Try it:
Keep every line of the data below that has the string "Apply" and present those lines.

Exercise data:
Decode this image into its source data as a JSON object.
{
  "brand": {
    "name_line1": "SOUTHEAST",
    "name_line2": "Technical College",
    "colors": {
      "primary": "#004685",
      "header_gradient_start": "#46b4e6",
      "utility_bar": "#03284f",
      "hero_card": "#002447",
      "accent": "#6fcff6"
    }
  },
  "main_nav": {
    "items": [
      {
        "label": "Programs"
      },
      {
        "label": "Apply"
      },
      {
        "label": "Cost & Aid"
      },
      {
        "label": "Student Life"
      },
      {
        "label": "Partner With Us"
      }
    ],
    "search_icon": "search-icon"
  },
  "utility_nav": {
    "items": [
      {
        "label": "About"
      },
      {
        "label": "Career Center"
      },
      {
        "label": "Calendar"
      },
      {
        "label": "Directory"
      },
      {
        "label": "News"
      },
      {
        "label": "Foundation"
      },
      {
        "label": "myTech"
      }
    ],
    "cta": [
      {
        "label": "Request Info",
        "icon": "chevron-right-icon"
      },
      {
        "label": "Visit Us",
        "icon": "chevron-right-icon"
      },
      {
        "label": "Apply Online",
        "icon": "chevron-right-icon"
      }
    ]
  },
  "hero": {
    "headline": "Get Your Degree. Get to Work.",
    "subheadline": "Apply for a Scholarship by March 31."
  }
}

Exercise result:
        "label": "Apply"
        "label": "Apply Online",
    "subheadline": "Apply for a Scholarship by March 31."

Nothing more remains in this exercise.